However, Sony will have to get in line to take a crack at Apple's portable music scene domination because there are some other pretty big names with equally big pretentions, such as Microsoft for instance.
Sony, which has a respectable 20% share of the Japanese market for portable music players and about 10% globally, believes that it can win over iPod users with superior sound quality using its noise cancellation technology.
In addition, the Japanese electronics giant is touting the ability of the new Walkman to download music directly from a CD player, cutting the PC out of the picture.
There is almost a feeling that Sony is caught in a time warp with regards to the portable music player market.
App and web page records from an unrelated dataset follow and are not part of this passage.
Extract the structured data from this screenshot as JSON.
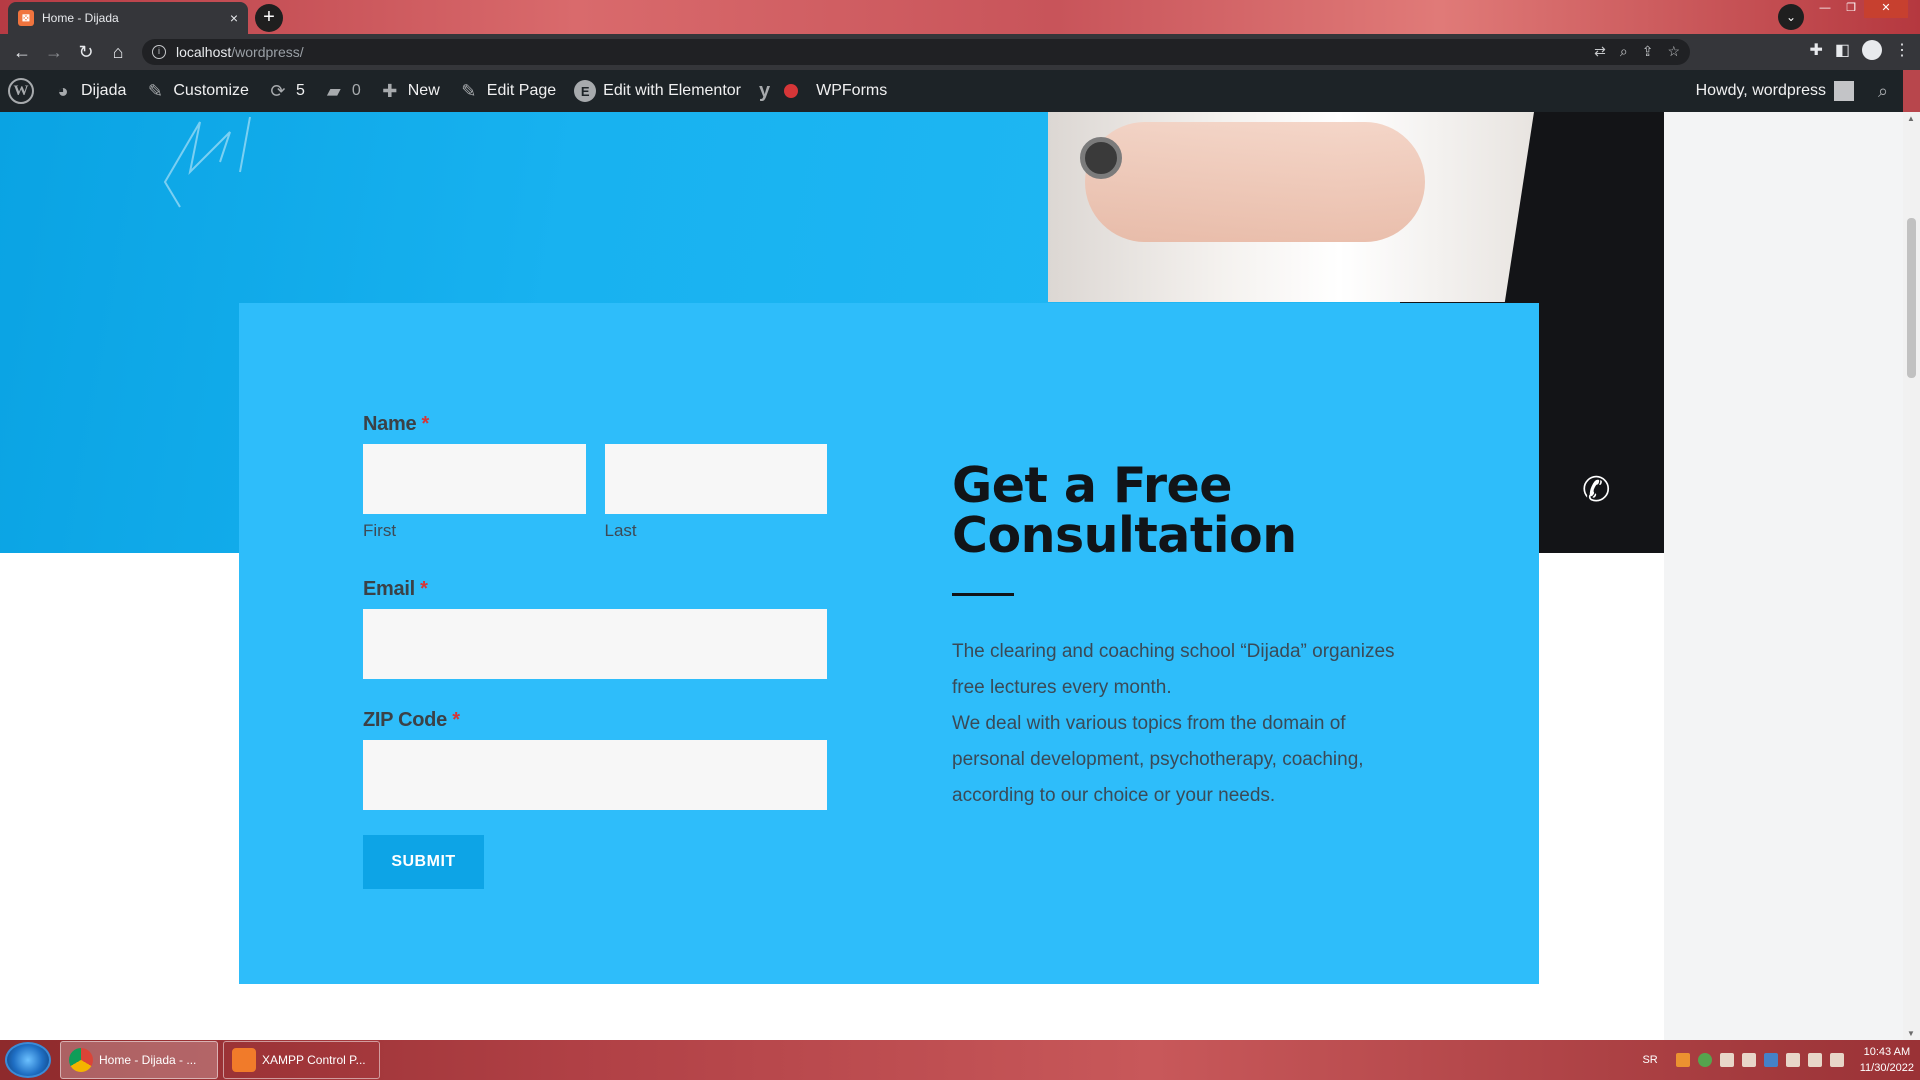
{
  "browser": {
    "tab_title": "Home - Dijada",
    "tab_close": "×",
    "new_tab": "+",
    "url_host": "localhost",
    "url_path": "/wordpress/"
  },
  "admin_bar": {
    "site_name": "Dijada",
    "customize": "Customize",
    "updates_count": "5",
    "comments_count": "0",
    "new": "New",
    "edit_page": "Edit Page",
    "edit_elementor": "Edit with Elementor",
    "wpforms": "WPForms",
    "howdy": "Howdy, wordpress"
  },
  "form": {
    "name_label": "Name",
    "first_sublabel": "First",
    "last_sublabel": "Last",
    "email_label": "Email",
    "zip_label": "ZIP Code",
    "required_marker": "*",
    "submit": "SUBMIT"
  },
  "consultation": {
    "heading_line1": "Get a Free",
    "heading_line2": "Consultation",
    "paragraph1": "The clearing and coaching school “Dijada” organizes free lectures every month.",
    "paragraph2": "We deal with various topics from the domain of personal development, psychotherapy, coaching, according to our choice or your needs."
  },
  "taskbar": {
    "task1": "Home - Dijada - ...",
    "task2": "XAMPP Control P...",
    "lang": "SR",
    "time": "10:43 AM",
    "date": "11/30/2022"
  },
  "colors": {
    "card_bg": "#2ebdfa",
    "submit_bg": "#0da4e6",
    "required": "#d63638",
    "admin_bar": "#1d2327"
  },
  "icons": [
    "wordpress-icon",
    "dashboard-icon",
    "brush-icon",
    "refresh-icon",
    "comment-icon",
    "plus-icon",
    "pencil-icon",
    "elementor-icon",
    "yoast-icon",
    "phone-icon",
    "search-icon"
  ]
}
Sound quality has not been raised as a major issue with iPod users and the iPod's relationship with the PC and Mac based iTunes music store and system has been credited with much of the Apple music player's success.
While the CD player is still a standard accessory in most homes, music downloads are becoming the favoured way among many consumers to source music and there is a gradual shift toward computer-based media center type devices that store downloads on hard drives.
Whether a portable player that can download directly from a CD player is a sufficient lure for consumers is questionable.
Another important factor that Sony has yet to reveal is whether new Walkman range will include a tie-in with any online music stores. The other major players have acknowledged this as an important component of their strategy to take on the dominance of the iPod-iTunes duet.